Ok, but continuing on, culturally there's a great distance between the mainstream anti-globalization movement and the Seattle idealists who started a militant movement with their actions; the nineties was in many ways a playing out of what was left over after the eighties were done with-----Alternative culture was one aspect of this but another aspect was that of college activists flourishing. College Activism as it came down to the nineties wasn't especially progressive---it was a marginal aspect of college life that had survived the seventies and languished in the eighties, whence it formed it's essential characteristics---but it was still a presence after the Conservative curtain dropped with Clinton's election, and like all relics which looked like they might have something to do with liberalism it flourished, thanks to many happy young seekers looking for a liberal and leftist alternative. But it's essential morrays and folkways were set in the eighties, and so the crowd it attracted reflected the eighties in their temperament and attitude---they were the go getters of eighties days raved up for social justice.

At least that's what the core group of people doing the big time activism have appeared to be; this certainly isn't a condemnation of all of us.

My point is that the Seattle ideal and the anti-globalization movement didn't come from the same source, and that radicals produced by Alternative culture and post-structuralist politics are the real creative force culture today. They believe in what the anti-globalization people believe but they have a fresh viewpoint of it that wasn't hackneyed when Michael J. Fox was a star.

So with that qualification....back to the narrative...

Like post-structuralism, alternative music advanced a counter-cultural idea that avoided the naivete of the seventies; Alternative is really a harsh version of Post-Punk, and it was able to advance the usual hedonism and rebellion while laughing at hippies and company. Because of this, it survived where others died----the sorry carreers of Phish and related bands are evidence of what happens when you don't realize that your time is up.

Hippies, of course, didn't really deserve all of the bile spewed on them by Alternative Artists, but the hatred of naiveness was right on the mark.

It provided, and is providing, the crucible by which a new aesthetic understanding is being formed----one which is more positive than critical. In fact, when it comes to this front in the move from Part 2 to Part 3 of American culture, we're already well advanced, with huge subcultures actually digging Krautrock and bands like Stereolab. Who knew?

The hinge of history swings on the mid nineties, and on a new generation; because of a trick in how people percieve the world and how they develop, the young can see opportunities and potentials that the old have no awareness of, and through figuring the world out for themselves, and developing self identity, can actually bring ideas into fruition which for anyone else would have proved too much work and effort to be feasable.
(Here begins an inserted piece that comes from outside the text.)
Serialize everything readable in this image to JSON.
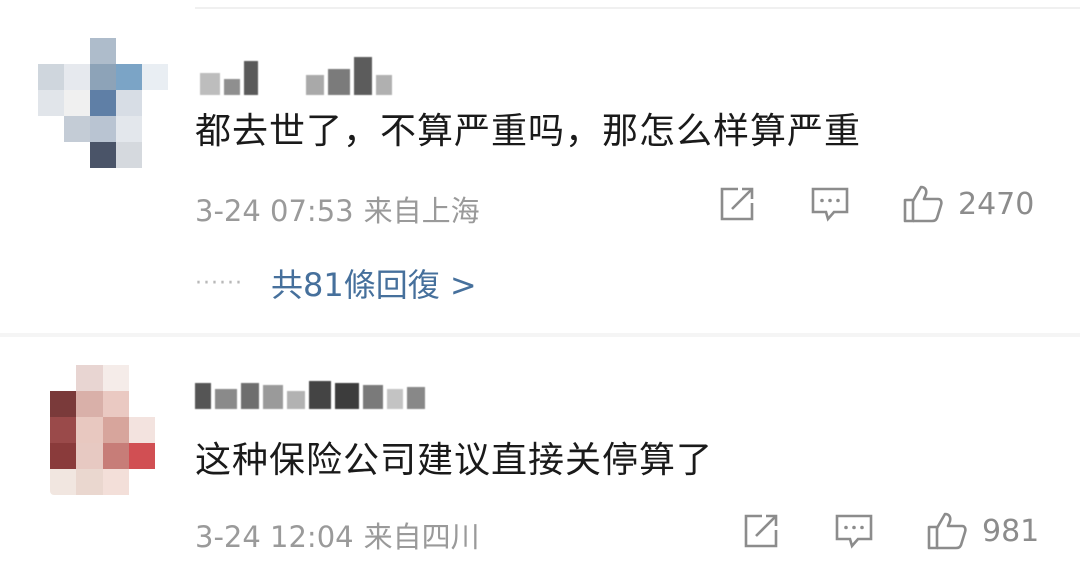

That's what's happening right now with us. To a certain extent it is a society wide change, but the young are the ones that have the most interest in getting the most resolution possible. What's happening is that the space open for the marginal created in the nineties is gestating a new, postive culture, which will burst on the scene and provide a foundation for a return to a sane society; one not dominated by rightwing paranoia, and one burdened by the naiveties of old.